Each record below must be returned exactly as shown.

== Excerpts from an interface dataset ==

++++++++++++++++++++

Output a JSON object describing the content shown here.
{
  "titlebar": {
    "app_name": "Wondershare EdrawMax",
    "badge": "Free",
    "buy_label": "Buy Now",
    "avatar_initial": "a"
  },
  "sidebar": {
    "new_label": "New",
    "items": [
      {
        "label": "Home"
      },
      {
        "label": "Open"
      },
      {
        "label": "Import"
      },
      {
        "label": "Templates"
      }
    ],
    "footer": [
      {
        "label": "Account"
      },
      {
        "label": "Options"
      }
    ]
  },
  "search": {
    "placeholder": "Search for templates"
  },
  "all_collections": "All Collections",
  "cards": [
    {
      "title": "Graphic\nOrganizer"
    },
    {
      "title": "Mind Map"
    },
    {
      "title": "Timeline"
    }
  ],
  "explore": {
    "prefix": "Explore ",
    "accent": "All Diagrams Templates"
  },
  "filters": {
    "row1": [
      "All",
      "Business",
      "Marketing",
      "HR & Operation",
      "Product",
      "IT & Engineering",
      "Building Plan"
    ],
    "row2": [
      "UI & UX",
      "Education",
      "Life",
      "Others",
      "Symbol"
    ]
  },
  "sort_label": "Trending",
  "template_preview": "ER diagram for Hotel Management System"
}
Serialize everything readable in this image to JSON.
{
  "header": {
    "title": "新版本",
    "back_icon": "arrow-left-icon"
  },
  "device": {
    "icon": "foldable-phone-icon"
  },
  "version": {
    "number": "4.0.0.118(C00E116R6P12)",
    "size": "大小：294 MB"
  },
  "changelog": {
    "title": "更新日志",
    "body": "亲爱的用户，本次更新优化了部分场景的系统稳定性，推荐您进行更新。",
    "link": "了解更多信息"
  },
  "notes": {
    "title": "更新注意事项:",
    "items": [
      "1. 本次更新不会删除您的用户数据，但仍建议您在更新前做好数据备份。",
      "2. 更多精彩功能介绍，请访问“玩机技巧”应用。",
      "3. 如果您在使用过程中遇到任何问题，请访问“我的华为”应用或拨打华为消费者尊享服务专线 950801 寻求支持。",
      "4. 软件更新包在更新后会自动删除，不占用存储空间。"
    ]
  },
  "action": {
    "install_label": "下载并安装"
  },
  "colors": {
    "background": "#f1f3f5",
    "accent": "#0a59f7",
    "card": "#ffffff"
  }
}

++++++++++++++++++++

== ANSWER TO THE EXERCISE ==
Output a JSON object describing the content shown here.
{
  "titlebar": {
    "app_name": "Wondershare EdrawMax",
    "badge": "Free",
    "buy_label": "Buy Now",
    "avatar_initial": "a"
  },
  "sidebar": {
    "new_label": "New",
    "items": [
      {
        "label": "Home"
      },
      {
        "label": "Open"
      },
      {
        "label": "Import"
      },
      {
        "label": "Templates"
      }
    ],
    "footer": [
      {
        "label": "Account"
      },
      {
        "label": "Options"
      }
    ]
  },
  "search": {
    "placeholder": "Search for templates"
  },
  "all_collections": "All Collections",
  "cards": [
    {
      "title": "Graphic\nOrganizer"
    },
    {
      "title": "Mind Map"
    },
    {
      "title": "Timeline"
    }
  ],
  "explore": {
    "prefix": "Explore ",
    "accent": "All Diagrams Templates"
  },
  "filters": {
    "row1": [
      "All",
      "Business",
      "Marketing",
      "HR & Operation",
      "Product",
      "IT & Engineering",
      "Building Plan"
    ],
    "row2": [
      "UI & UX",
      "Education",
      "Life",
      "Others",
      "Symbol"
    ]
  },
  "sort_label": "Trending",
  "template_preview": "ER diagram for Hotel Management System"
}
Serialize everything readable in this image to JSON.
{
  "header": {
    "title": "新版本",
    "back_icon": "arrow-left-icon"
  },
  "device": {
    "icon": "foldable-phone-icon"
  },
  "version": {
    "number": "4.0.0.118(C00E116R6P12)",
    "size": "大小：294 MB"
  },
  "changelog": {
    "title": "更新日志",
    "body": "亲爱的用户，本次更新优化了部分场景的系统稳定性，推荐您进行更新。",
    "link": "了解更多信息"
  },
  "notes": {
    "title": "更新注意事项:",
    "items": [
      "1. 本次更新不会删除您的用户数据，但仍建议您在更新前做好数据备份。",
      "2. 更多精彩功能介绍，请访问“玩机技巧”应用。",
      "3. 如果您在使用过程中遇到任何问题，请访问“我的华为”应用或拨打华为消费者尊享服务专线 950801 寻求支持。",
      "4. 软件更新包在更新后会自动删除，不占用存储空间。"
    ]
  },
  "action": {
    "install_label": "下载并安装"
  },
  "colors": {
    "background": "#f1f3f5",
    "accent": "#0a59f7",
    "card": "#ffffff"
  }
}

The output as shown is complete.